Green projects struggling for decent funds on uncertainties

There are still doubts on the values of such technology despite its cost effectiveness in the long term, says minister


Environmentally friendly projects — particularly the development of renewable energy (RE) plants — are still facing difficulties in securing fiscal assistance from financial institutions in the country.

Ministry of Energy, Green Technology and Water secretary general Datuk Seri Dr Zaini Ujang said most financial institutions would shy away from green projects due to the uncertainties and risk factors that are involved.

“Financial institutions are still very reluctant to provide big funds for green projects because the risk factor is not yet developed.

“If you have a project that is new and has never been done before, the risk is higher,” Zaini told The Malaysian Reserve recently.

Citing solar projects as an example, Zaini said there are still doubts on the prospects and values of such a technology, despite its long-term cost effectiveness.

“RE technology is getting more advanced, while the price for its implementation is declining.

“A RM1 billion solar project today could be valued at RM700 million in the next three years. Now, can a company survive in that environment?” Zaini said.

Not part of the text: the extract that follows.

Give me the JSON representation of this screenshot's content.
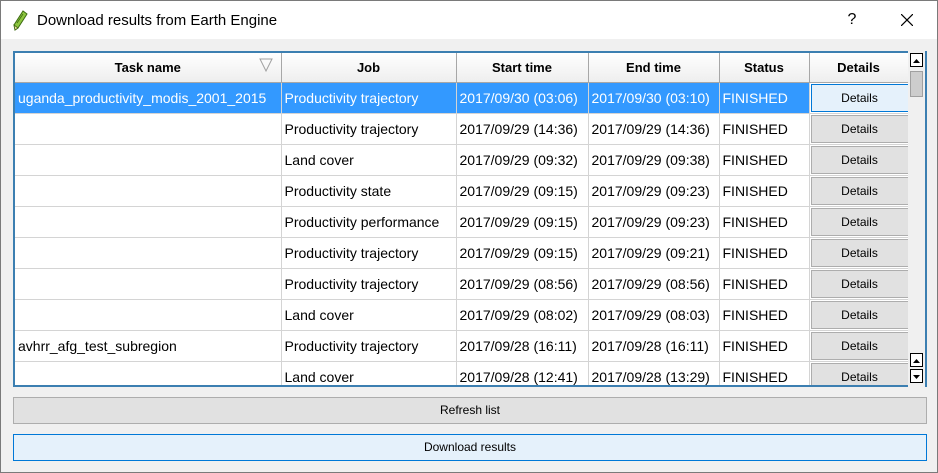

Moreover, he said RE projects might receive funds, but with higher interest rates compared to fossil-fuel power plants.

Currently, Zaini said the interest rate for facilities approved for the development of coal or gas plant projects is at around 4.5%, while a large-scale solar power plant has to settle for facilities pegged with interest rates that are as low as 8%.

“A RM6 billion gas plant project has no issue to get funds with a favourable interest rate because the formula and risk factor is already there,” Zaini (picture) said.

He added that the Green Technology Financing Scheme — which offers a rebate of 2% on the interest or profit rate charged by the financial institutions — would be able to alleviate financial obligations that are faced by green projects’ owners.

However, he added that such a scheme could only do so much.

“Take a 21-year loan wing for a RM1 billion solar project as an example. The 6% rate is still considered very high for a company to sustain,” he said.

He said the higher cost would then be translated into tariff, which might have to be absorbed by the consumers.

Malaysia is one of the countries that is committed to achieving up to a 45% reduction in its greenhouse gas emissions intensity of gross domestic product by 2030, relative to the 2005 levels, after signing the Paris Agreement 2015.

Under the Green Technology Master Plan, the country aims to boost the green technology sector to RM180 billion in revenue, while creating more than 200,000 green jobs by 2030.

RE currently makes up 22% of the total power mix in the country, and is targeted to reach 50% of the total contribution by 2050.

Globally, World Energy Outlook 2017 by the International Energy Agency stated that global energy needs will rise by 30% by the year 2040, equivalent of adding another China and India to today’s global demand.

The largest demand growth of almost 30% is recorded by India, which contributes some 11% of the total global energy.

Demand from South-East Asia is projected to grow at twice the pace of China.

The report also revealed that RE will capture two-thirds of global investment in power plants to 2040.

China and India will lead the instalations of solar photovoltaics, making solar the largest source of low-carbon capacity by 2040.

In the European Union, 80% of new capacity will be RE, led by wind power.